**WHAT YOU SHOULD DO**
Gather all lines in the entries that include the word "address".

**EXERCISE INPUT**
□ □ □ □ □

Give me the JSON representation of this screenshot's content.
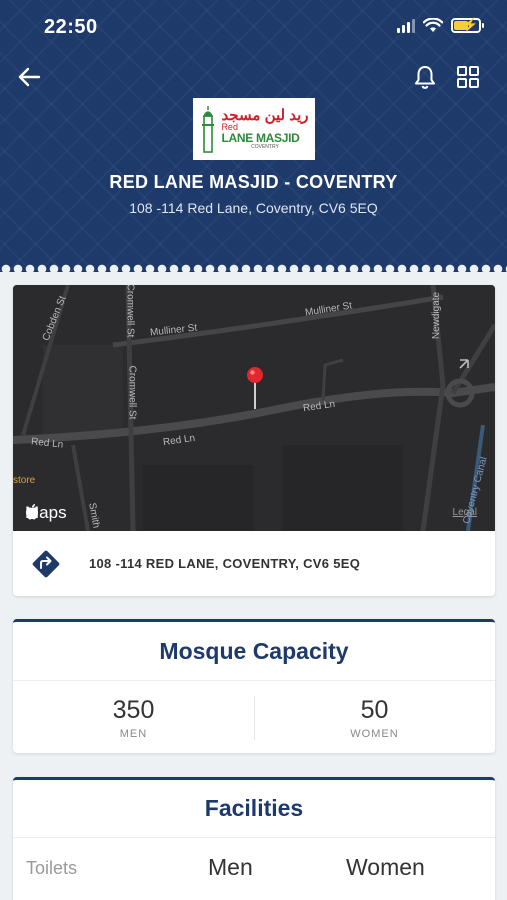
{
  "status_bar": {
    "time": "22:50"
  },
  "header": {
    "logo": {
      "arabic": "ريد لين مسجد",
      "line1": "Red",
      "line2": "LANE MASJID",
      "line3": "COVENTRY"
    },
    "title": "RED LANE MASJID - COVENTRY",
    "address": "108 -114 Red Lane, Coventry, CV6 5EQ"
  },
  "map": {
    "streets": [
      "Mulliner St",
      "Mulliner St",
      "Cromwell St",
      "Cromwell St",
      "Cobden St",
      "Newdigate",
      "Red Ln",
      "Red Ln",
      "Red Ln",
      "Smith",
      "Coventry Canal"
    ],
    "store_label": "store",
    "brand": "Maps",
    "legal": "Legal"
  },
  "directions": {
    "address": "108 -114 RED LANE, COVENTRY, CV6 5EQ"
  },
  "capacity": {
    "title": "Mosque Capacity",
    "men_count": "350",
    "men_label": "MEN",
    "women_count": "50",
    "women_label": "WOMEN"
  },
  "facilities": {
    "title": "Facilities",
    "row_label": "Toilets",
    "col_men": "Men",
    "col_women": "Women"
  },
  "colors": {
    "primary": "#1e3a6b",
    "pin": "#e0282e",
    "map_bg": "#2b2b2d"
  },
  "icons": [
    "back-arrow-icon",
    "bell-icon",
    "grid-icon",
    "directions-icon",
    "map-pin-icon",
    "apple-icon",
    "wifi-icon",
    "battery-icon",
    "signal-icon"
  ]
}
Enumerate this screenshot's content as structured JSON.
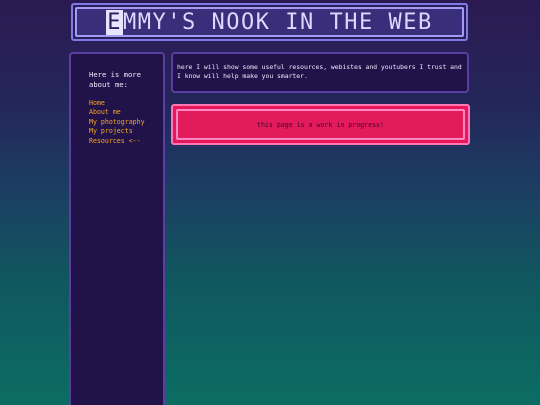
{
  "header": {
    "title_first_letter": "E",
    "title_rest": "MMY'S NOOK IN THE WEB"
  },
  "sidebar": {
    "heading": "Here is more about me:",
    "nav": [
      {
        "label": "Home"
      },
      {
        "label": "About me"
      },
      {
        "label": "My photography"
      },
      {
        "label": "My projects"
      },
      {
        "label": "Resources <--"
      }
    ]
  },
  "main": {
    "intro": "here I will show some useful resources, webistes and youtubers I trust and I know will help make you smarter.",
    "notice": "this page is a work in progress!"
  },
  "colors": {
    "nav_link": "#f5a623",
    "notice_bg": "#e31a5c",
    "panel_bg": "#22124a"
  }
}
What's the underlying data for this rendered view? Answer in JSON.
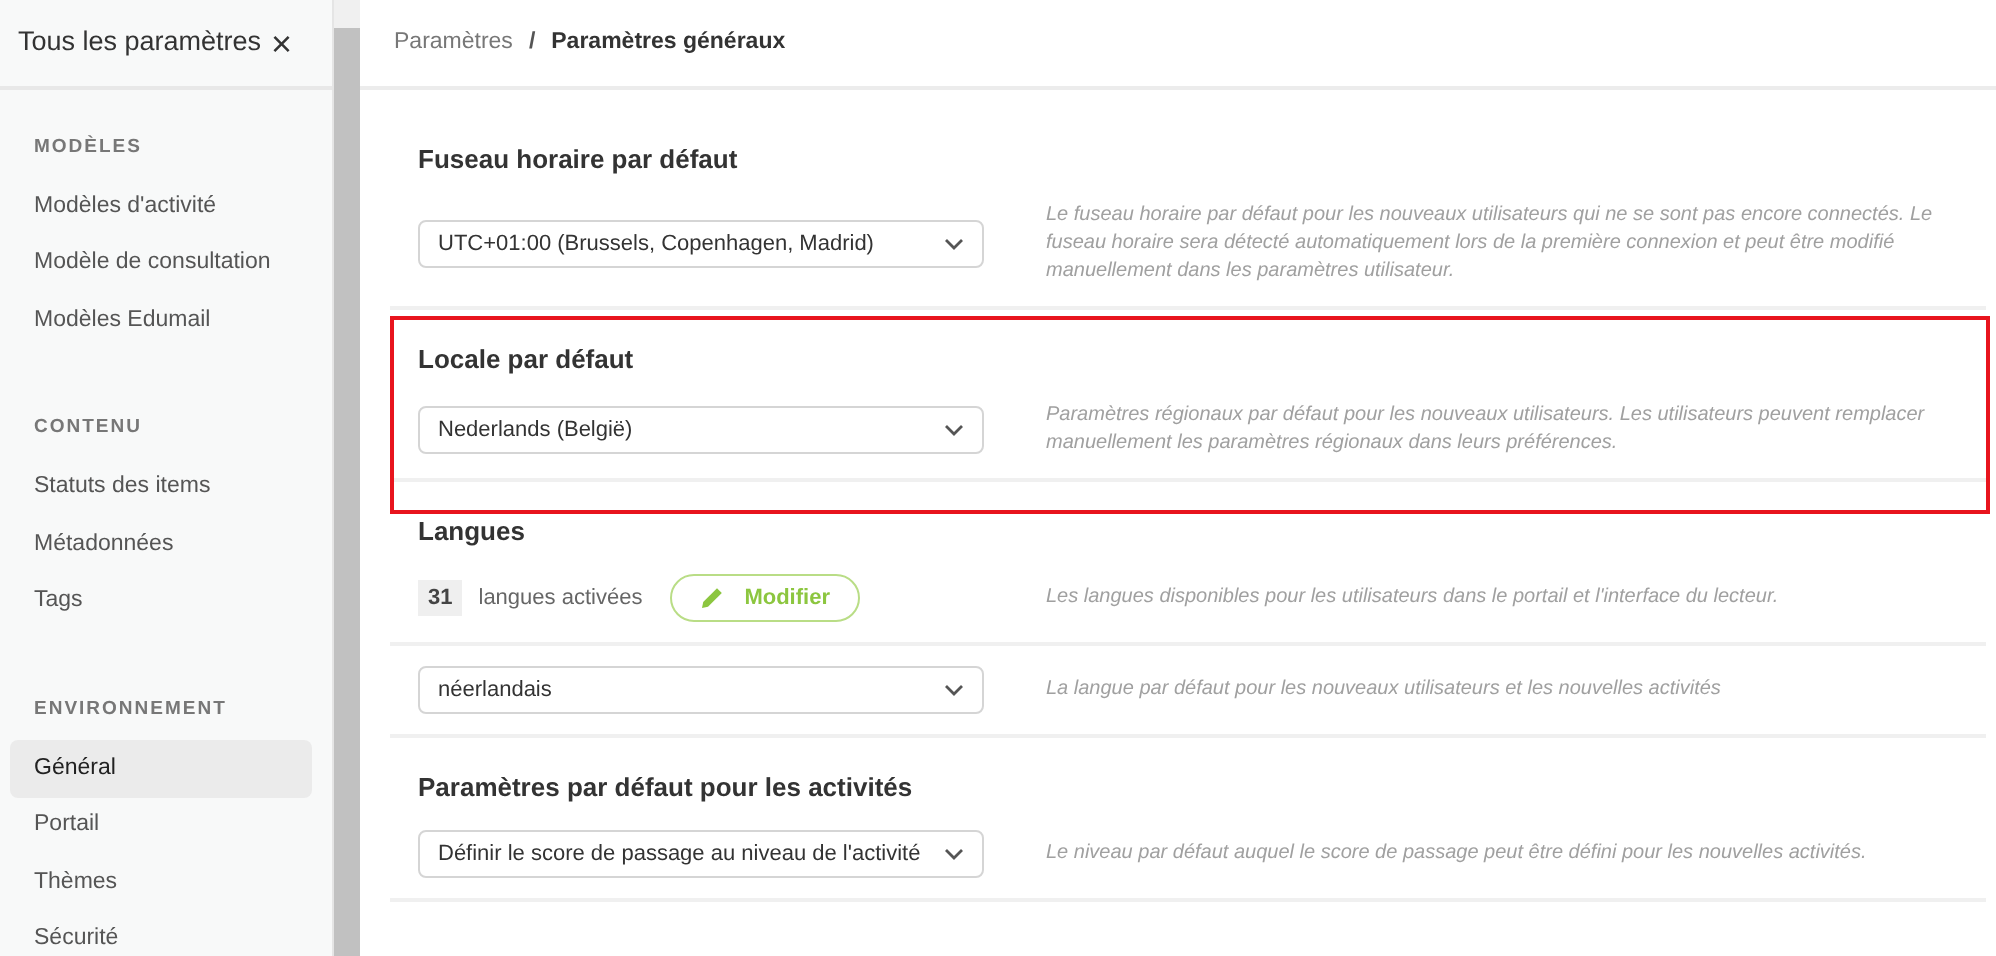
{
  "sidebar": {
    "title": "Tous les paramètres",
    "close": "×",
    "groups": [
      {
        "heading": "MODÈLES",
        "items": [
          {
            "label": "Modèles d'activité",
            "selected": false
          },
          {
            "label": "Modèle de consultation",
            "selected": false
          },
          {
            "label": "Modèles Edumail",
            "selected": false
          }
        ]
      },
      {
        "heading": "CONTENU",
        "items": [
          {
            "label": "Statuts des items",
            "selected": false
          },
          {
            "label": "Métadonnées",
            "selected": false
          },
          {
            "label": "Tags",
            "selected": false
          }
        ]
      },
      {
        "heading": "ENVIRONNEMENT",
        "items": [
          {
            "label": "Général",
            "selected": true
          },
          {
            "label": "Portail",
            "selected": false
          },
          {
            "label": "Thèmes",
            "selected": false
          },
          {
            "label": "Sécurité",
            "selected": false
          }
        ]
      }
    ]
  },
  "breadcrumb_separator": "/",
  "breadcrumb": [
    {
      "label": "Paramètres",
      "current": false
    },
    {
      "label": "Paramètres généraux",
      "current": true
    }
  ],
  "sections": [
    {
      "title": "Fuseau horaire par défaut",
      "highlighted": false,
      "rows": [
        {
          "kind": "select",
          "value": "UTC+01:00 (Brussels, Copenhagen, Madrid)",
          "description": "Le fuseau horaire par défaut pour les nouveaux utilisateurs qui ne se sont pas encore connectés. Le fuseau horaire sera détecté automatiquement lors de la première connexion et peut être modifié manuellement dans les paramètres utilisateur."
        }
      ]
    },
    {
      "title": "Locale par défaut",
      "highlighted": true,
      "rows": [
        {
          "kind": "select",
          "value": "Nederlands (België)",
          "description": "Paramètres régionaux par défaut pour les nouveaux utilisateurs. Les utilisateurs peuvent remplacer manuellement les paramètres régionaux dans leurs préférences."
        }
      ]
    },
    {
      "title": "Langues",
      "highlighted": false,
      "rows": [
        {
          "kind": "languages",
          "count": "31",
          "label": "langues activées",
          "button": "Modifier",
          "description": "Les langues disponibles pour les utilisateurs dans le portail et l'interface du lecteur."
        },
        {
          "kind": "select",
          "value": "néerlandais",
          "description": "La langue par défaut pour les nouveaux utilisateurs et les nouvelles activités"
        }
      ]
    },
    {
      "title": "Paramètres par défaut pour les activités",
      "highlighted": false,
      "rows": [
        {
          "kind": "select",
          "value": "Définir le score de passage au niveau de l'activité",
          "description": "Le niveau par défaut auquel le score de passage peut être défini pour les nouvelles activités."
        }
      ]
    }
  ]
}
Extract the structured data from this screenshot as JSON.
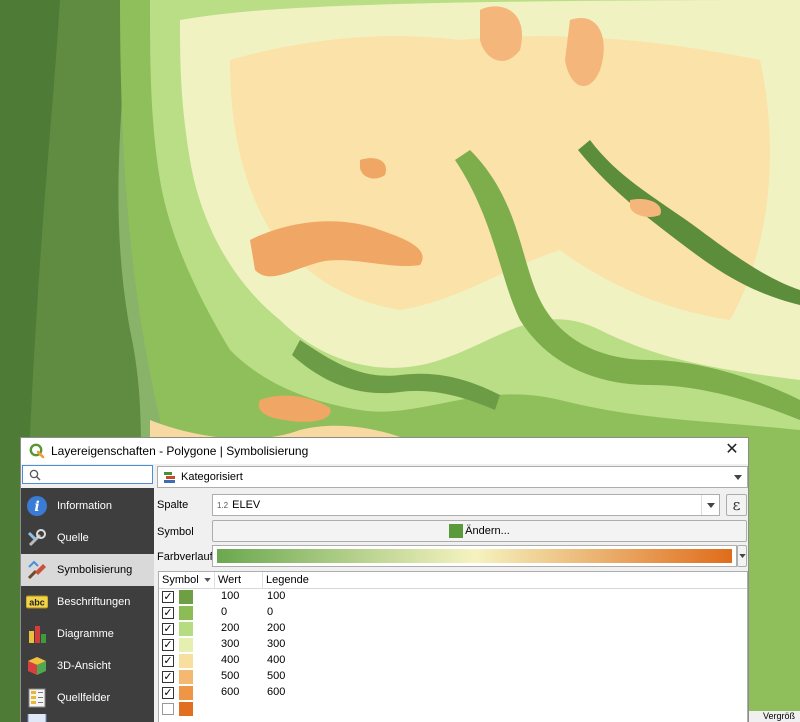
{
  "dialog": {
    "title": "Layereigenschaften - Polygone | Symbolisierung",
    "close_glyph": "✕"
  },
  "search": {
    "value": "",
    "placeholder": ""
  },
  "sidebar": {
    "items": [
      {
        "label": "Information",
        "icon": "info-icon"
      },
      {
        "label": "Quelle",
        "icon": "source-tools-icon"
      },
      {
        "label": "Symbolisierung",
        "icon": "paintbrush-icon",
        "active": true
      },
      {
        "label": "Beschriftungen",
        "icon": "abc-labels-icon"
      },
      {
        "label": "Diagramme",
        "icon": "diagram-icon"
      },
      {
        "label": "3D-Ansicht",
        "icon": "cube-3d-icon"
      },
      {
        "label": "Quellfelder",
        "icon": "fields-icon"
      }
    ]
  },
  "renderer": {
    "type_label": "Kategorisiert"
  },
  "column": {
    "label": "Spalte",
    "type_tag": "1.2",
    "value": "ELEV",
    "expression_glyph": "ε"
  },
  "symbol": {
    "label": "Symbol",
    "button_label": "Ändern...",
    "color": "#5a9a3c"
  },
  "ramp": {
    "label": "Farbverlauf",
    "colors": [
      "#6aa84f",
      "#f5f3c0",
      "#e06c1a"
    ]
  },
  "table": {
    "headers": {
      "symbol": "Symbol",
      "value": "Wert",
      "legend": "Legende"
    },
    "rows": [
      {
        "checked": true,
        "color": "#6f9f45",
        "value": "100",
        "legend": "100"
      },
      {
        "checked": true,
        "color": "#8cbd55",
        "value": "0",
        "legend": "0"
      },
      {
        "checked": true,
        "color": "#b5dc80",
        "value": "200",
        "legend": "200"
      },
      {
        "checked": true,
        "color": "#e5f0b0",
        "value": "300",
        "legend": "300"
      },
      {
        "checked": true,
        "color": "#f8dfa0",
        "value": "400",
        "legend": "400"
      },
      {
        "checked": true,
        "color": "#f5b870",
        "value": "500",
        "legend": "500"
      },
      {
        "checked": true,
        "color": "#ee9645",
        "value": "600",
        "legend": "600"
      },
      {
        "checked": false,
        "color": "#e07020",
        "value": "",
        "legend": ""
      }
    ]
  },
  "status": {
    "text": "Vergröß"
  },
  "map_colors": {
    "low": "#5b8a3c",
    "mid1": "#7aab4f",
    "mid2": "#a5d17a",
    "mid3": "#d9edb0",
    "high1": "#fbe6b4",
    "high2": "#f8c98a",
    "high3": "#f2a15a"
  }
}
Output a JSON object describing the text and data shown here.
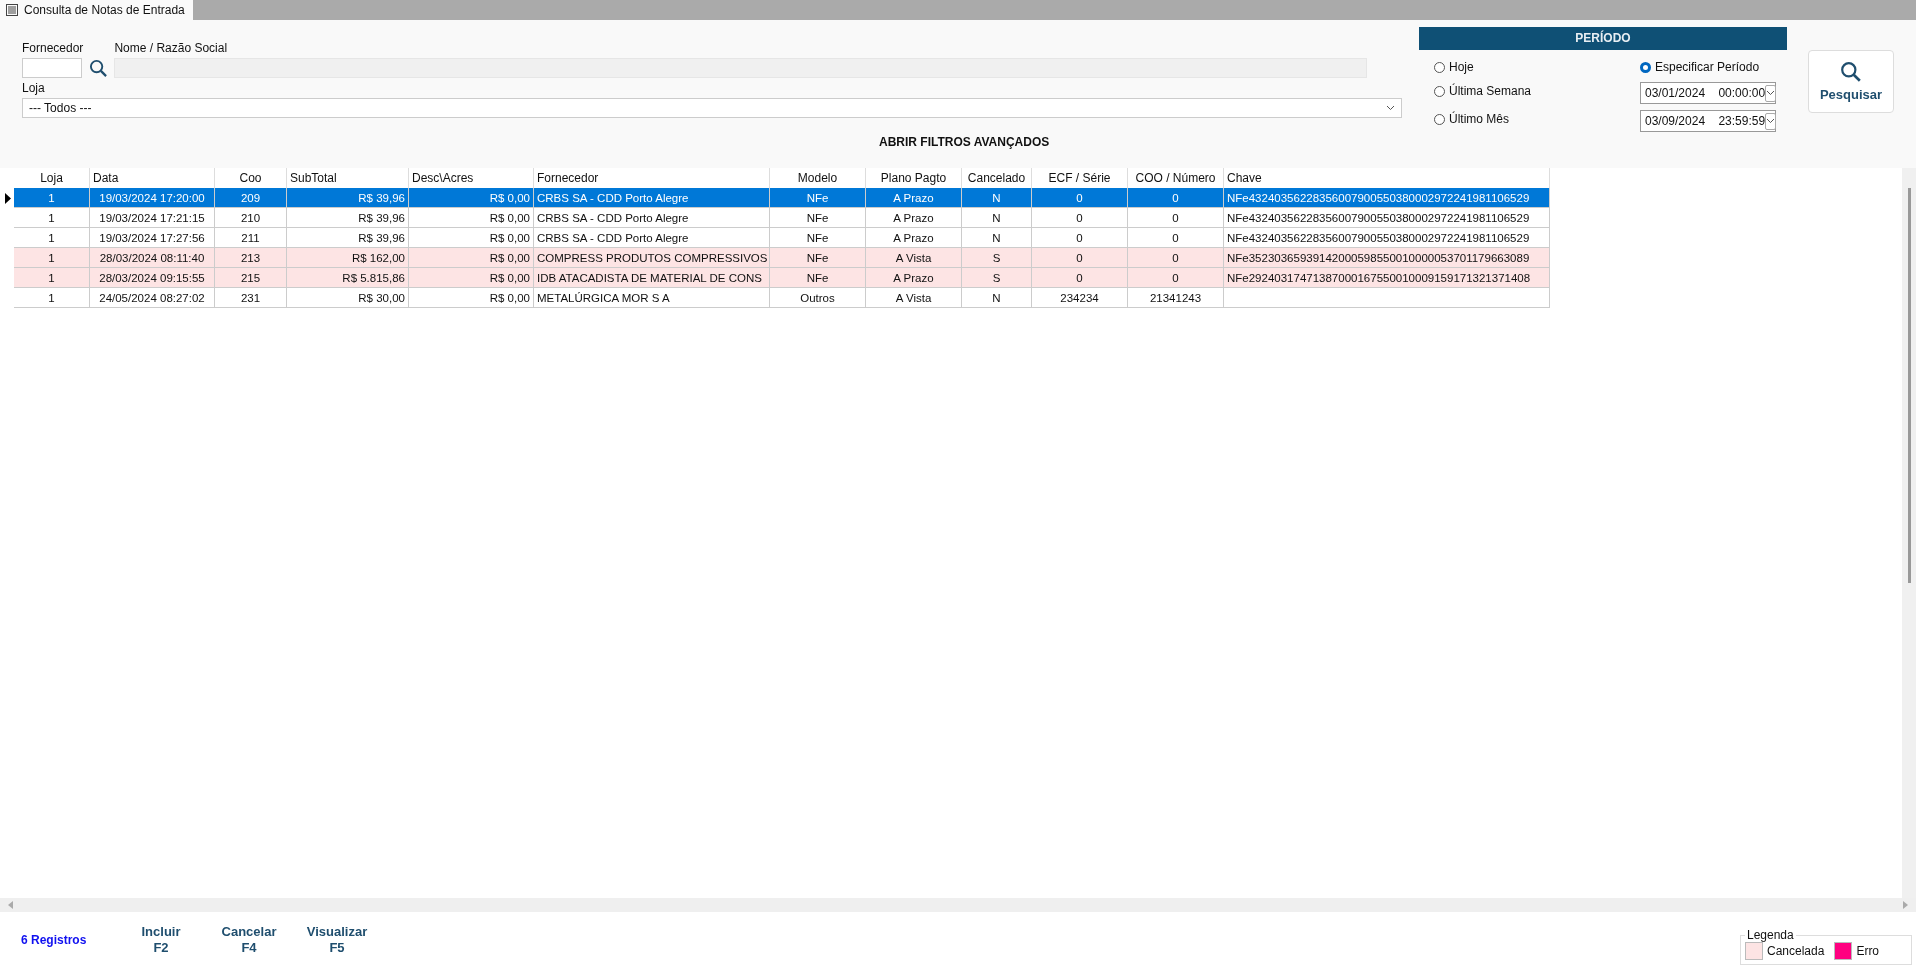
{
  "window": {
    "tab": "Consulta de Notas de Entrada"
  },
  "filters": {
    "fornecedor": {
      "label": "Fornecedor"
    },
    "nome": {
      "label": "Nome / Razão Social"
    },
    "loja": {
      "label": "Loja",
      "value": "--- Todos ---"
    },
    "advanced": "ABRIR FILTROS AVANÇADOS"
  },
  "period": {
    "title": "PERÍODO",
    "options": [
      {
        "label": "Hoje",
        "selected": false
      },
      {
        "label": "Última Semana",
        "selected": false
      },
      {
        "label": "Último Mês",
        "selected": false
      },
      {
        "label": "Especificar Período",
        "selected": true
      }
    ],
    "start": "03/01/2024    00:00:00",
    "end": "03/09/2024    23:59:59"
  },
  "search_button": "Pesquisar",
  "table": {
    "columns": [
      {
        "label": "Loja"
      },
      {
        "label": "Data"
      },
      {
        "label": "Coo"
      },
      {
        "label": "SubTotal"
      },
      {
        "label": "Desc\\Acres"
      },
      {
        "label": "Fornecedor"
      },
      {
        "label": "Modelo"
      },
      {
        "label": "Plano Pagto"
      },
      {
        "label": "Cancelado"
      },
      {
        "label": "ECF / Série"
      },
      {
        "label": "COO / Número"
      },
      {
        "label": "Chave"
      }
    ],
    "rows": [
      {
        "selected": true,
        "kind": "normal",
        "cells": [
          "1",
          "19/03/2024 17:20:00",
          "209",
          "R$ 39,96",
          "R$ 0,00",
          "CRBS SA - CDD Porto Alegre",
          "NFe",
          "A Prazo",
          "N",
          "0",
          "0",
          "NFe43240356228356007900550380002972241981106529"
        ]
      },
      {
        "selected": false,
        "kind": "normal",
        "cells": [
          "1",
          "19/03/2024 17:21:15",
          "210",
          "R$ 39,96",
          "R$ 0,00",
          "CRBS SA - CDD Porto Alegre",
          "NFe",
          "A Prazo",
          "N",
          "0",
          "0",
          "NFe43240356228356007900550380002972241981106529"
        ]
      },
      {
        "selected": false,
        "kind": "normal",
        "cells": [
          "1",
          "19/03/2024 17:27:56",
          "211",
          "R$ 39,96",
          "R$ 0,00",
          "CRBS SA - CDD Porto Alegre",
          "NFe",
          "A Prazo",
          "N",
          "0",
          "0",
          "NFe43240356228356007900550380002972241981106529"
        ]
      },
      {
        "selected": false,
        "kind": "cancelada",
        "cells": [
          "1",
          "28/03/2024 08:11:40",
          "213",
          "R$ 162,00",
          "R$ 0,00",
          "COMPRESS PRODUTOS COMPRESSIVOS",
          "NFe",
          "A Vista",
          "S",
          "0",
          "0",
          "NFe35230365939142000598550010000053701179663089"
        ]
      },
      {
        "selected": false,
        "kind": "cancelada",
        "cells": [
          "1",
          "28/03/2024 09:15:55",
          "215",
          "R$ 5.815,86",
          "R$ 0,00",
          "IDB ATACADISTA DE MATERIAL DE CONS",
          "NFe",
          "A Prazo",
          "S",
          "0",
          "0",
          "NFe29240317471387000167550010009159171321371408"
        ]
      },
      {
        "selected": false,
        "kind": "normal",
        "cells": [
          "1",
          "24/05/2024 08:27:02",
          "231",
          "R$ 30,00",
          "R$ 0,00",
          "METALÚRGICA MOR S A",
          "Outros",
          "A Vista",
          "N",
          "234234",
          "21341243",
          ""
        ]
      }
    ]
  },
  "footer": {
    "count": "6 Registros",
    "actions": [
      {
        "label": "Incluir",
        "key": "F2"
      },
      {
        "label": "Cancelar",
        "key": "F4"
      },
      {
        "label": "Visualizar",
        "key": "F5"
      }
    ]
  },
  "legend": {
    "title": "Legenda",
    "items": [
      {
        "label": "Cancelada",
        "color": "#fde4e4"
      },
      {
        "label": "Erro",
        "color": "#ff0080"
      }
    ]
  }
}
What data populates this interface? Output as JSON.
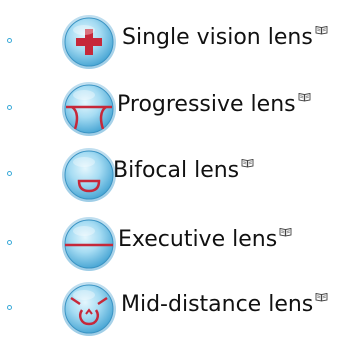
{
  "items": [
    {
      "label": "Single vision lens",
      "icon": "single-vision-lens-icon"
    },
    {
      "label": "Progressive lens",
      "icon": "progressive-lens-icon"
    },
    {
      "label": "Bifocal lens",
      "icon": "bifocal-lens-icon"
    },
    {
      "label": "Executive lens",
      "icon": "executive-lens-icon"
    },
    {
      "label": "Mid-distance lens",
      "icon": "mid-distance-lens-icon"
    }
  ],
  "link_icon": "book-icon",
  "colors": {
    "lens_light": "#d6f0fb",
    "lens_mid": "#86cdee",
    "lens_dark": "#3a9fd0",
    "red_mark": "#c6283a",
    "bullet": "#39a9d8"
  }
}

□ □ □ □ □

**SOLUTION BELOW**
    "address": "108 -114 Red Lane, Coventry, CV6 5EQ"
    "address": "108 -114 RED LANE, COVENTRY, CV6 5EQ"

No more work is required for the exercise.